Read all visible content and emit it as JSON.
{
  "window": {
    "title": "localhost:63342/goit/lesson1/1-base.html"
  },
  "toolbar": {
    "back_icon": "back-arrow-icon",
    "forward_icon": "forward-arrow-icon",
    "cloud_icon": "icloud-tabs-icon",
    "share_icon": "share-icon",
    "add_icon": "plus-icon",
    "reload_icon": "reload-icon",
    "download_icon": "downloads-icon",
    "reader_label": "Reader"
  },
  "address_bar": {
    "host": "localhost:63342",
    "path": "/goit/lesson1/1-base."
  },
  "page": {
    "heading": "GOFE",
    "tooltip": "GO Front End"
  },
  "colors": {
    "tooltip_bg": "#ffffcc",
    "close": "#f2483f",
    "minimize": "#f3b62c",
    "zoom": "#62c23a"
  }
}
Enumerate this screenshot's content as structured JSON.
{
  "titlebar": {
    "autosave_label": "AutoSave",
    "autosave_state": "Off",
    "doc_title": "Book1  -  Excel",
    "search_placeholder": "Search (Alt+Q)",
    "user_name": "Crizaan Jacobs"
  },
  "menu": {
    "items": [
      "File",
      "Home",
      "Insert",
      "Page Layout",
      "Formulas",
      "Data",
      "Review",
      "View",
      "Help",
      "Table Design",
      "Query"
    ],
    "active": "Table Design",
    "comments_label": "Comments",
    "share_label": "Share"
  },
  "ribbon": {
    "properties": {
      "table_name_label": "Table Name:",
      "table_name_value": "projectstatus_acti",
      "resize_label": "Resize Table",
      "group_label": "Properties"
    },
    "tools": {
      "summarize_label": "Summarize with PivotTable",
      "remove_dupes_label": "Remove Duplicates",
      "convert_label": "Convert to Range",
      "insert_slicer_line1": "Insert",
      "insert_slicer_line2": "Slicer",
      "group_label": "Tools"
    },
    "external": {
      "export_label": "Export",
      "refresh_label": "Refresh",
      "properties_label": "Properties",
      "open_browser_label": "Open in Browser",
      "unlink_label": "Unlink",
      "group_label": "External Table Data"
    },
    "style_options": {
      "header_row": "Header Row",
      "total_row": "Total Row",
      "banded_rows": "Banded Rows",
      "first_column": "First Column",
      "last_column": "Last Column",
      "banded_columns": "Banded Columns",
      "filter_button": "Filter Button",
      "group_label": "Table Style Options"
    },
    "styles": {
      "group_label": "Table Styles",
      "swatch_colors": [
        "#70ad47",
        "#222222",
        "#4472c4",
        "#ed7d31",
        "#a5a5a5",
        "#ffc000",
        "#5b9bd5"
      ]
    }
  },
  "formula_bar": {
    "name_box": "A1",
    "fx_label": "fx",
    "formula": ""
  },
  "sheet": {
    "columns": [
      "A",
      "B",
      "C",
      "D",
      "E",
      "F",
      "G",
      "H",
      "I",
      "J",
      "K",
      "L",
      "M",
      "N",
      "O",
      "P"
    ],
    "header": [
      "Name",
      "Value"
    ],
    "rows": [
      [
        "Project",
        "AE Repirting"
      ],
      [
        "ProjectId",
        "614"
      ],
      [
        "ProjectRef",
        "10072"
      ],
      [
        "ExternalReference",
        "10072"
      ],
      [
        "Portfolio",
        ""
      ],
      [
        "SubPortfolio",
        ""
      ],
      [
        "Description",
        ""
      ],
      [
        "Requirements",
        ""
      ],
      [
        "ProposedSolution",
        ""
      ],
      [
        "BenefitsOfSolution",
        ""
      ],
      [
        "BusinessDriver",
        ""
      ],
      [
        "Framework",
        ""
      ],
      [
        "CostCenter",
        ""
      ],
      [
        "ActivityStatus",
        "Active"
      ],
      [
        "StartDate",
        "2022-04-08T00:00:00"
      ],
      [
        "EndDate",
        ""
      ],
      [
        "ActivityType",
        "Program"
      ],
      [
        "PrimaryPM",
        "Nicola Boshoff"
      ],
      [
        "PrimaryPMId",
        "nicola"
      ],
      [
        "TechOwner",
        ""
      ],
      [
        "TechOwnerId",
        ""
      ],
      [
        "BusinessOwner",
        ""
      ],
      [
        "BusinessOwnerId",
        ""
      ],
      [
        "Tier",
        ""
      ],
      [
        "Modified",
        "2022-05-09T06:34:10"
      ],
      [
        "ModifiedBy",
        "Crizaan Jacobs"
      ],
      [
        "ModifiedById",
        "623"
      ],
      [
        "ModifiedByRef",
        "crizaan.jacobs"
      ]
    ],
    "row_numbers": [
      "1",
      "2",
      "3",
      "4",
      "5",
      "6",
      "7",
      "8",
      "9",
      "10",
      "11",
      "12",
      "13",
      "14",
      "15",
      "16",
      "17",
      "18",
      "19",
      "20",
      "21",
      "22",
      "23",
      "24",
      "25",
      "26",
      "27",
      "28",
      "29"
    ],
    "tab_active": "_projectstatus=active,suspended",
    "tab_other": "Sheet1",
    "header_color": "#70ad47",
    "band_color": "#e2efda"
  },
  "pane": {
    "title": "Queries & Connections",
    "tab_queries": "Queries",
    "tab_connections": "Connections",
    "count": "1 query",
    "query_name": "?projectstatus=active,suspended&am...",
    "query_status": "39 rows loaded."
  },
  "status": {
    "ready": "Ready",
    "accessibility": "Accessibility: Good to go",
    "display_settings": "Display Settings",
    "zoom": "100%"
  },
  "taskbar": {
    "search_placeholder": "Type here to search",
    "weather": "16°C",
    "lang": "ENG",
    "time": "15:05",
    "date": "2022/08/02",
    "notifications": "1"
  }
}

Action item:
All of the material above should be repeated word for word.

Exercise output:
Read all visible content and emit it as JSON.
{
  "window": {
    "title": "localhost:63342/goit/lesson1/1-base.html"
  },
  "toolbar": {
    "back_icon": "back-arrow-icon",
    "forward_icon": "forward-arrow-icon",
    "cloud_icon": "icloud-tabs-icon",
    "share_icon": "share-icon",
    "add_icon": "plus-icon",
    "reload_icon": "reload-icon",
    "download_icon": "downloads-icon",
    "reader_label": "Reader"
  },
  "address_bar": {
    "host": "localhost:63342",
    "path": "/goit/lesson1/1-base."
  },
  "page": {
    "heading": "GOFE",
    "tooltip": "GO Front End"
  },
  "colors": {
    "tooltip_bg": "#ffffcc",
    "close": "#f2483f",
    "minimize": "#f3b62c",
    "zoom": "#62c23a"
  }
}
Enumerate this screenshot's content as structured JSON.
{
  "titlebar": {
    "autosave_label": "AutoSave",
    "autosave_state": "Off",
    "doc_title": "Book1  -  Excel",
    "search_placeholder": "Search (Alt+Q)",
    "user_name": "Crizaan Jacobs"
  },
  "menu": {
    "items": [
      "File",
      "Home",
      "Insert",
      "Page Layout",
      "Formulas",
      "Data",
      "Review",
      "View",
      "Help",
      "Table Design",
      "Query"
    ],
    "active": "Table Design",
    "comments_label": "Comments",
    "share_label": "Share"
  },
  "ribbon": {
    "properties": {
      "table_name_label": "Table Name:",
      "table_name_value": "projectstatus_acti",
      "resize_label": "Resize Table",
      "group_label": "Properties"
    },
    "tools": {
      "summarize_label": "Summarize with PivotTable",
      "remove_dupes_label": "Remove Duplicates",
      "convert_label": "Convert to Range",
      "insert_slicer_line1": "Insert",
      "insert_slicer_line2": "Slicer",
      "group_label": "Tools"
    },
    "external": {
      "export_label": "Export",
      "refresh_label": "Refresh",
      "properties_label": "Properties",
      "open_browser_label": "Open in Browser",
      "unlink_label": "Unlink",
      "group_label": "External Table Data"
    },
    "style_options": {
      "header_row": "Header Row",
      "total_row": "Total Row",
      "banded_rows": "Banded Rows",
      "first_column": "First Column",
      "last_column": "Last Column",
      "banded_columns": "Banded Columns",
      "filter_button": "Filter Button",
      "group_label": "Table Style Options"
    },
    "styles": {
      "group_label": "Table Styles",
      "swatch_colors": [
        "#70ad47",
        "#222222",
        "#4472c4",
        "#ed7d31",
        "#a5a5a5",
        "#ffc000",
        "#5b9bd5"
      ]
    }
  },
  "formula_bar": {
    "name_box": "A1",
    "fx_label": "fx",
    "formula": ""
  },
  "sheet": {
    "columns": [
      "A",
      "B",
      "C",
      "D",
      "E",
      "F",
      "G",
      "H",
      "I",
      "J",
      "K",
      "L",
      "M",
      "N",
      "O",
      "P"
    ],
    "header": [
      "Name",
      "Value"
    ],
    "rows": [
      [
        "Project",
        "AE Repirting"
      ],
      [
        "ProjectId",
        "614"
      ],
      [
        "ProjectRef",
        "10072"
      ],
      [
        "ExternalReference",
        "10072"
      ],
      [
        "Portfolio",
        ""
      ],
      [
        "SubPortfolio",
        ""
      ],
      [
        "Description",
        ""
      ],
      [
        "Requirements",
        ""
      ],
      [
        "ProposedSolution",
        ""
      ],
      [
        "BenefitsOfSolution",
        ""
      ],
      [
        "BusinessDriver",
        ""
      ],
      [
        "Framework",
        ""
      ],
      [
        "CostCenter",
        ""
      ],
      [
        "ActivityStatus",
        "Active"
      ],
      [
        "StartDate",
        "2022-04-08T00:00:00"
      ],
      [
        "EndDate",
        ""
      ],
      [
        "ActivityType",
        "Program"
      ],
      [
        "PrimaryPM",
        "Nicola Boshoff"
      ],
      [
        "PrimaryPMId",
        "nicola"
      ],
      [
        "TechOwner",
        ""
      ],
      [
        "TechOwnerId",
        ""
      ],
      [
        "BusinessOwner",
        ""
      ],
      [
        "BusinessOwnerId",
        ""
      ],
      [
        "Tier",
        ""
      ],
      [
        "Modified",
        "2022-05-09T06:34:10"
      ],
      [
        "ModifiedBy",
        "Crizaan Jacobs"
      ],
      [
        "ModifiedById",
        "623"
      ],
      [
        "ModifiedByRef",
        "crizaan.jacobs"
      ]
    ],
    "row_numbers": [
      "1",
      "2",
      "3",
      "4",
      "5",
      "6",
      "7",
      "8",
      "9",
      "10",
      "11",
      "12",
      "13",
      "14",
      "15",
      "16",
      "17",
      "18",
      "19",
      "20",
      "21",
      "22",
      "23",
      "24",
      "25",
      "26",
      "27",
      "28",
      "29"
    ],
    "tab_active": "_projectstatus=active,suspended",
    "tab_other": "Sheet1",
    "header_color": "#70ad47",
    "band_color": "#e2efda"
  },
  "pane": {
    "title": "Queries & Connections",
    "tab_queries": "Queries",
    "tab_connections": "Connections",
    "count": "1 query",
    "query_name": "?projectstatus=active,suspended&am...",
    "query_status": "39 rows loaded."
  },
  "status": {
    "ready": "Ready",
    "accessibility": "Accessibility: Good to go",
    "display_settings": "Display Settings",
    "zoom": "100%"
  },
  "taskbar": {
    "search_placeholder": "Type here to search",
    "weather": "16°C",
    "lang": "ENG",
    "time": "15:05",
    "date": "2022/08/02",
    "notifications": "1"
  }
}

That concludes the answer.